An analysis of the CMA’s recent Crossrail decision.
This month’s roundup of developments affecting banks, wealth managers, brokers and funds sees: the EU Commission and EIB launch a new advisory service on financial instruments and the Government response to the DECC consultation on new criminal offences for manipulating the energy market.
The decision in Plevin is of significant interest to financial institutions as it is the first opportunity the Supreme Court has had to consider the unfair relationship provisions in the Consumer Credit Act 1974.
The Commercial Court recently handed down another judgment in the long-running matter of Starlight Shipping Company v Allianz Marine and Aviation Versicherungs AG & Ors .
The EAT has ruled that an employee of a British company, who worked remotely in Australia for family reasons, was protected against unfair dismissal and whistleblowing detriment.
This article includes: Court fees to increase; Which country’s courts will hear your dispute? Brussels Regulation Recast; Pre-Jackson success fees and human rights; and more.
Social media usage continues to put employees’ jobs at risk.
The recent case of ISG Construction Ltd v Seevic College  provides helpful guidance in relation to disputes involving non-payment which are referred to adjudication on ‘technicalities’.
A number of interesting and important cases were decided at the end of 2014 dealing with the scope of duties of care of professionals and measures of recoverable loss.
The Acas Code of Practice on Disciplinary and Grievance Procedures has been revised to reflect the EAT’s decision in the case of Toal v GB Oils Ltd.

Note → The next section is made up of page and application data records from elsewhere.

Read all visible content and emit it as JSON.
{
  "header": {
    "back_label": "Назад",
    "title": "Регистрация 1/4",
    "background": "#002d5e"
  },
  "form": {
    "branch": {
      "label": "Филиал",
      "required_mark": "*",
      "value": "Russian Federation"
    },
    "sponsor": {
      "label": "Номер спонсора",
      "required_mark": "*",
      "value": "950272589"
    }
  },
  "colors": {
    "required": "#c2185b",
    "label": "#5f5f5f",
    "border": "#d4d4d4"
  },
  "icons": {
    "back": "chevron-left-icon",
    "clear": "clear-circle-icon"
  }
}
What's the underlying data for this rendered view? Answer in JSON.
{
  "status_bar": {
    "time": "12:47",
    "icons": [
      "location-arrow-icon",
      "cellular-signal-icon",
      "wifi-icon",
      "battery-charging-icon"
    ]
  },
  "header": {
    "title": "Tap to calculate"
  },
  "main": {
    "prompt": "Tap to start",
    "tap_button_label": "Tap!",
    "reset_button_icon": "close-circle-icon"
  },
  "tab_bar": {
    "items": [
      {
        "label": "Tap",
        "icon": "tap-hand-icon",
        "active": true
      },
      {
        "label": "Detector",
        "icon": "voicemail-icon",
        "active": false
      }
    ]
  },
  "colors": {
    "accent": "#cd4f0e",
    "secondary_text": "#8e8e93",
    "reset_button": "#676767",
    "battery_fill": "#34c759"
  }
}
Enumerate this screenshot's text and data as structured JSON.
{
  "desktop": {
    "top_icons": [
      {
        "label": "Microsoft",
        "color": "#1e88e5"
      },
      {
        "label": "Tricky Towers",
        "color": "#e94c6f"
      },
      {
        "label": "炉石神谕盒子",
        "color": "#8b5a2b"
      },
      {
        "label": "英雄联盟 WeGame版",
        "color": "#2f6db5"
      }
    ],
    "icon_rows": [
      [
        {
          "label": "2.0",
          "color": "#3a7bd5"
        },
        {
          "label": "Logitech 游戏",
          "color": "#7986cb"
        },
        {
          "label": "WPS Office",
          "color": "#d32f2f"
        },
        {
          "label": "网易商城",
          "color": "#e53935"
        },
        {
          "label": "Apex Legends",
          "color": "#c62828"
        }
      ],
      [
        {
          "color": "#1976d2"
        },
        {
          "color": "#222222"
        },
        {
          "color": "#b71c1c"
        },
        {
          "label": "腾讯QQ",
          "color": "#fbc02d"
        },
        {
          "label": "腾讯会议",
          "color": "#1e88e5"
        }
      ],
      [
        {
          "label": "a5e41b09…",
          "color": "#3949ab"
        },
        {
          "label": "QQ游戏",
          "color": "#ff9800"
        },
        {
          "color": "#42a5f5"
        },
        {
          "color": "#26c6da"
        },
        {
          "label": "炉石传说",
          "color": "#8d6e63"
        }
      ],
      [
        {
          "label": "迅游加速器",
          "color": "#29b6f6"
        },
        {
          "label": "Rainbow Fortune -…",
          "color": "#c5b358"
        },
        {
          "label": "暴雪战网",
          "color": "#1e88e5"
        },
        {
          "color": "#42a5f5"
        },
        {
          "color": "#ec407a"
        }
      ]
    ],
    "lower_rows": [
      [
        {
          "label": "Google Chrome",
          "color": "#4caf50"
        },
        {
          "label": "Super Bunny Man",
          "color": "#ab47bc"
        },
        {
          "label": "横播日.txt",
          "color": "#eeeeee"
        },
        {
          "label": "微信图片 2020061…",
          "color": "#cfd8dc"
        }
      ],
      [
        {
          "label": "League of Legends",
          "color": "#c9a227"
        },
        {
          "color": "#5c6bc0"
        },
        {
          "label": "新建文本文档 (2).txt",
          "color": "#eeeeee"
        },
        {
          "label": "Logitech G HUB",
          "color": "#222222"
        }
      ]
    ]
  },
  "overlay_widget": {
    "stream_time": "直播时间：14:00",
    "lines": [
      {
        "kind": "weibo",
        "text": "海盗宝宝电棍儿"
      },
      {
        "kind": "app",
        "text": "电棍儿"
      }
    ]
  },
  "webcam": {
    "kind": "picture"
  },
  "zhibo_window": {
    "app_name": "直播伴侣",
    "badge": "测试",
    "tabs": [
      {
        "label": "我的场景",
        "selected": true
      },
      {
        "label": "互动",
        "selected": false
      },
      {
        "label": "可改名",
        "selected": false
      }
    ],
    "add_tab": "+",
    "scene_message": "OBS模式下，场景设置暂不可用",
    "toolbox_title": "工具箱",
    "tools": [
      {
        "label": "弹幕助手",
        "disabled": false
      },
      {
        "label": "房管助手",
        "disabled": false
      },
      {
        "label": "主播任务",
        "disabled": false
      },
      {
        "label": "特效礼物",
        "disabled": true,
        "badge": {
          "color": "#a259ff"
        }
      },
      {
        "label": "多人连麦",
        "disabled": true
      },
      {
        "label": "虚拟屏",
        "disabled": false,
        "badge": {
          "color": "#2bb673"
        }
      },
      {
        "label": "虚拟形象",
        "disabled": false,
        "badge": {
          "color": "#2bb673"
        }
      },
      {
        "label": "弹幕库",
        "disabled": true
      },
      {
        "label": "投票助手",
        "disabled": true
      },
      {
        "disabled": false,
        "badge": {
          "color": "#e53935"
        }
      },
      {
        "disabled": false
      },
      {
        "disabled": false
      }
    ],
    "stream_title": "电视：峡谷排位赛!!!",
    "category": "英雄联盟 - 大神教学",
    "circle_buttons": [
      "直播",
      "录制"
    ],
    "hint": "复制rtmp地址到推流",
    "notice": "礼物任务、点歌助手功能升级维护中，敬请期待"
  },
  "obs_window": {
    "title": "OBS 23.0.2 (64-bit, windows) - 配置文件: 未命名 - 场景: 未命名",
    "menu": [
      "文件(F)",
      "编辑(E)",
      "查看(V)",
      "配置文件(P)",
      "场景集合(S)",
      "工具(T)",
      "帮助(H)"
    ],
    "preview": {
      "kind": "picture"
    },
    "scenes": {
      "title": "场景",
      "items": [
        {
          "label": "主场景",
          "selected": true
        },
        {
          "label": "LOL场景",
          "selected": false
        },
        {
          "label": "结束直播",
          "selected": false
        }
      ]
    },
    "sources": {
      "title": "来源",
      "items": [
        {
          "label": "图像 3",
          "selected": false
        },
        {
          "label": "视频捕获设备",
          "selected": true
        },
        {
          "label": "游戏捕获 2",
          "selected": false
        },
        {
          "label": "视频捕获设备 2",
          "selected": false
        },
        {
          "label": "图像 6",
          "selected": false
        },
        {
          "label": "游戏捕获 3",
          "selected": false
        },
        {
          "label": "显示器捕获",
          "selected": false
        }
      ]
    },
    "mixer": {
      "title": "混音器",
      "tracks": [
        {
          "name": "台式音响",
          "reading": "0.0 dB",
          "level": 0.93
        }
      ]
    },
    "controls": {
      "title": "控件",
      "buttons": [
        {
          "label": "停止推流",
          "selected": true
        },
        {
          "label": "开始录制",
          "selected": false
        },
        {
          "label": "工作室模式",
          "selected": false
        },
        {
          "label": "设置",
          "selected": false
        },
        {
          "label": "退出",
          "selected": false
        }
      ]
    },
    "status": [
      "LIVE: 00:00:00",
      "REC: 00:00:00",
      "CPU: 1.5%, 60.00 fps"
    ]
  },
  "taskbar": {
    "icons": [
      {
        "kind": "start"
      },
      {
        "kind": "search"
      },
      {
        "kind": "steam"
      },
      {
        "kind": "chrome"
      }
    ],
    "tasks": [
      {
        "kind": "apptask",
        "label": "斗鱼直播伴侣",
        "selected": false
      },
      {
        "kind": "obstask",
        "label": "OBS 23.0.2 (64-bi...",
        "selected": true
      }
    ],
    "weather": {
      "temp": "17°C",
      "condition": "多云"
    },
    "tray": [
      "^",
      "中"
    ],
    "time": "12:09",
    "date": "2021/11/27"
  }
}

A bank breached an equitable duty of confidence by using a client’s confidential information for a purpose other than that for which it was supplied, despite the absence of contractual duties of confidence.
In this case, the Employment Appeal Tribunal considered whether a tribunal had erred in awarding a payment in lieu of a worker’s unused holiday allowance from previous leave years on the termination of his employment.
This is the first part of a two-part article looking at recent cases on disclosure.
Disability discrimination: duty to make reasonable adjustments where employee unfit to return to work in any event
In this case the EAT considered whether an employer’s duty to make reasonable adjustments for a disabled employee was invoked where the employee was too ill to return to work in any event.
Caste discrimination: EAT holds that caste falls within the definition of race in the Equality Act 2010
The EAT has held that the definition of race within the Equality Act 2010 is wide enough to encompass caste.
Shoe retailer Office commits to addressing issues of data protection.
Data Issues Roundup — death inquiries data lost; Google only removes EU search results; report on Internet of Things; and more
Addleshaw Goddard has released the 30 January 2015 issue of its Data Issues Roundup.
Landlords have won their appeal to claim unpaid rent for a period that a company is in administration and trading from a property as an expense of the administration.
There has been unanimous support from the European Parliament’s Economic and Financial Affairs Committee for the agreement on the proposed CSMAD.